Cultural fact of the day

peronismo is a political movement, known officially as justicialismo, named for the populist politician Colonel Juan Domingo Perón, elected President of Argentina in 1946. An admirer of Italian fascism, Perón claimed always to be a champion of the workers and the poor, the descamisados (shirtless ones), to whom his first wife Eva Duarte (`Evita') became a kind of icon, especially after her death in 1952. Although he instituted some social reforms, Perón's regime proved increasingly repressive and he was ousted by the army in 1955. He returned from exile to become president in 1973, but died in office a year later.
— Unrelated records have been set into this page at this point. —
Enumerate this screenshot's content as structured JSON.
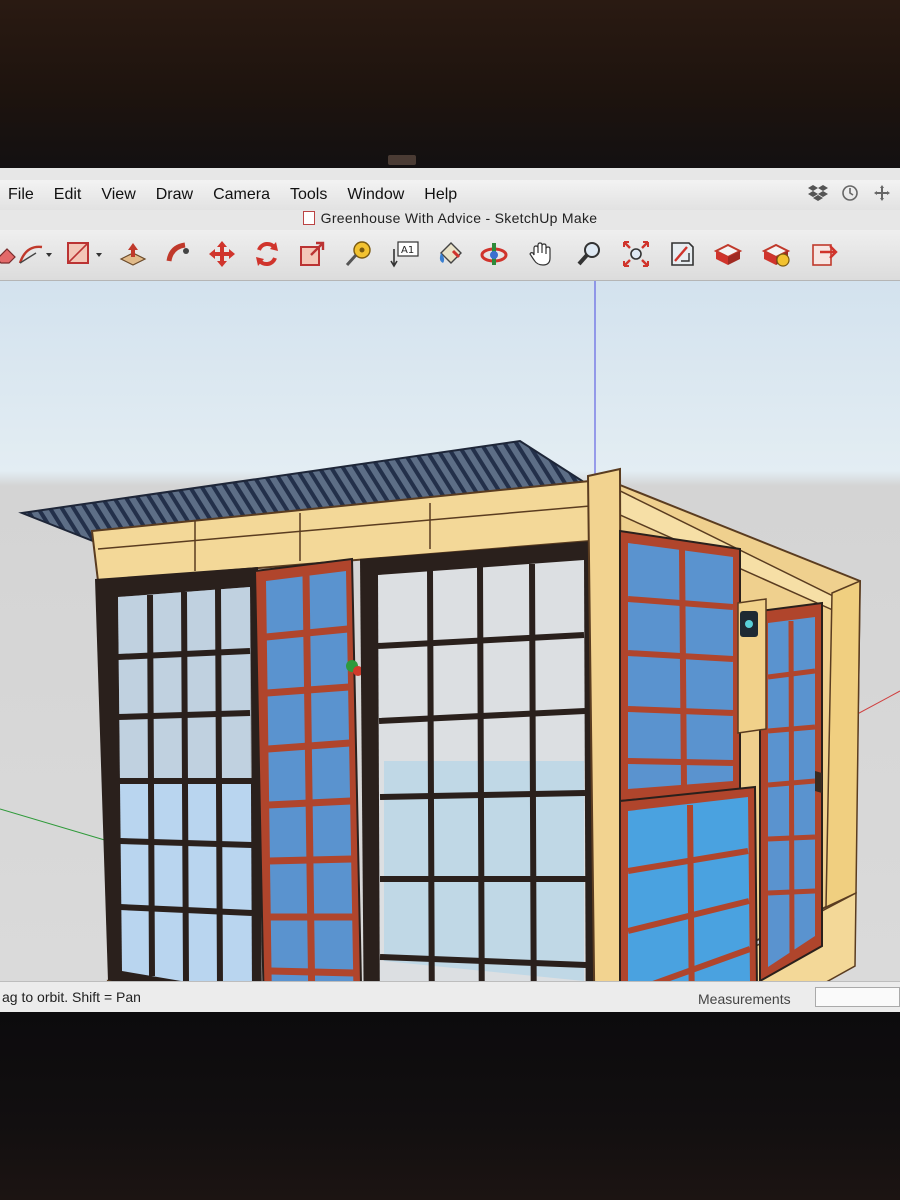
{
  "menu": {
    "items": [
      "File",
      "Edit",
      "View",
      "Draw",
      "Camera",
      "Tools",
      "Window",
      "Help"
    ]
  },
  "system_icons": [
    "dropbox-icon",
    "time-machine-icon",
    "move-icon"
  ],
  "window": {
    "title": "Greenhouse With Advice - SketchUp Make"
  },
  "toolbar": {
    "tools": [
      "eraser-tool",
      "arc-tool",
      "rectangle-tool",
      "push-pull-tool",
      "follow-me-tool",
      "move-tool",
      "rotate-tool",
      "scale-tool",
      "tape-measure-tool",
      "text-tool",
      "paint-bucket-tool",
      "orbit-tool",
      "pan-tool",
      "zoom-tool",
      "zoom-extents-tool",
      "section-plane-tool",
      "warehouse-tool",
      "extension-warehouse-tool",
      "send-to-layout-tool"
    ]
  },
  "status": {
    "hint": "ag to orbit.  Shift = Pan",
    "measurements_label": "Measurements",
    "measurements_value": ""
  },
  "colors": {
    "frame_red": "#b0452c",
    "frame_dark": "#2a201c",
    "wood": "#f1d594",
    "glass": "#5a93cf",
    "roof": "#3d4a5e"
  }
}
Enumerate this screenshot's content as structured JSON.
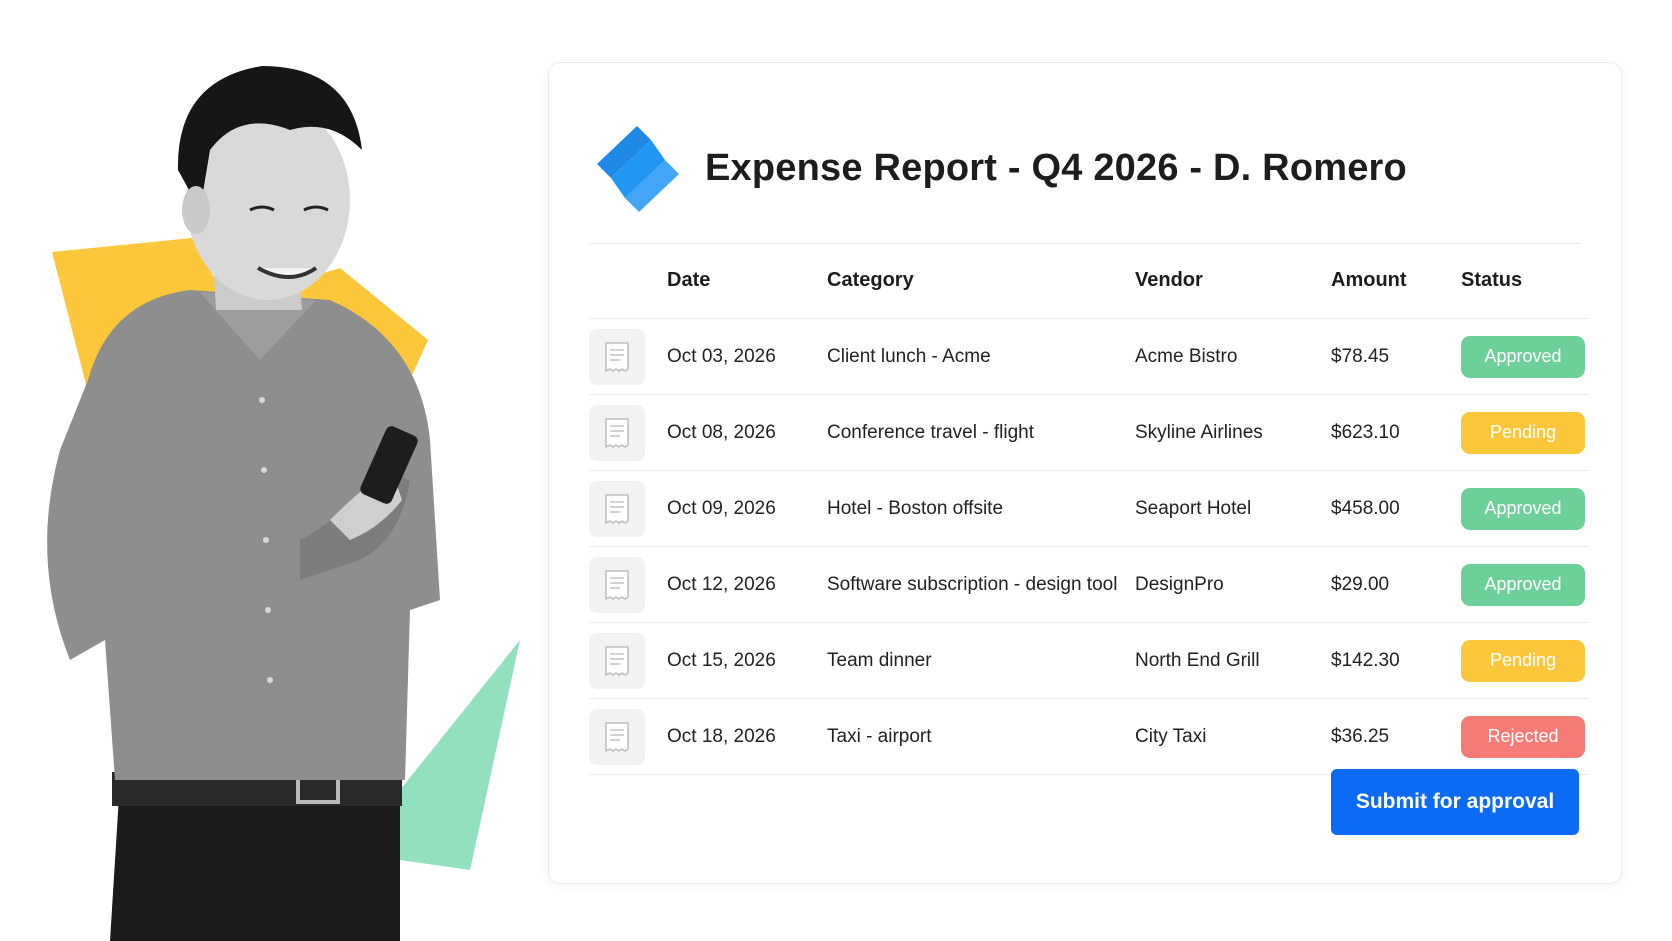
{
  "report": {
    "title": "Expense Report - Q4 2026 - D. Romero",
    "logo_icon": "brand-logo-icon",
    "accent_color": "#0b6bf5"
  },
  "table": {
    "headers": {
      "date": "Date",
      "category": "Category",
      "vendor": "Vendor",
      "amount": "Amount",
      "status": "Status"
    },
    "rows": [
      {
        "date": "Oct 03, 2026",
        "category": "Client lunch - Acme",
        "vendor": "Acme Bistro",
        "amount": "$78.45",
        "status": "Approved",
        "icon": "receipt-icon"
      },
      {
        "date": "Oct 08, 2026",
        "category": "Conference travel - flight",
        "vendor": "Skyline Airlines",
        "amount": "$623.10",
        "status": "Pending",
        "icon": "receipt-icon"
      },
      {
        "date": "Oct 09, 2026",
        "category": "Hotel - Boston offsite",
        "vendor": "Seaport Hotel",
        "amount": "$458.00",
        "status": "Approved",
        "icon": "receipt-icon"
      },
      {
        "date": "Oct 12, 2026",
        "category": "Software subscription - design tool",
        "vendor": "DesignPro",
        "amount": "$29.00",
        "status": "Approved",
        "icon": "receipt-icon"
      },
      {
        "date": "Oct 15, 2026",
        "category": "Team dinner",
        "vendor": "North End Grill",
        "amount": "$142.30",
        "status": "Pending",
        "icon": "receipt-icon"
      },
      {
        "date": "Oct 18, 2026",
        "category": "Taxi - airport",
        "vendor": "City Taxi",
        "amount": "$36.25",
        "status": "Rejected",
        "icon": "receipt-icon"
      }
    ]
  },
  "status_colors": {
    "Approved": "#6dcf9a",
    "Pending": "#fcc73a",
    "Rejected": "#f47b76"
  },
  "actions": {
    "submit_label": "Submit for approval"
  }
}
The Partido Justicialista has governed Argentina almost continuously since 1989, under Presidents Carlos Menem, Néstor Kirchner, and Cristina Fernández de Kirchner, Néstor Kirchner's widow, who was re-elected President in 2011.

There are 2 translations of phantom in Spanish:

phantom2

adj

Definition of phantom in:

Get more from Oxford Dictionaries

Subscribe to remove adverts and access premium resources

Word of the day toque
m
ring …
Cultural fact of the day

peronismo is a political movement, known officially as justicialismo, named for the populist politician Colonel Juan Domingo Perón, elected President of Argentina in 1946. An admirer of Italian fascism, Perón claimed always to be a champion of the workers and the poor, the descamisados (shirtless ones), to whom his first wife Eva Duarte (`Evita') became a kind of icon, especially after her death in 1952. Although he instituted some social reforms, Perón's regime proved increasingly repressive and he was ousted by the army in 1955. He returned from exile to become president in 1973, but died in office a year later. The Partido Justicialista has governed Argentina almost continuously since 1989, under Presidents Carlos Menem, Néstor Kirchner, and Cristina Fernández de Kirchner, Néstor Kirchner's widow, who was re-elected President in 2011.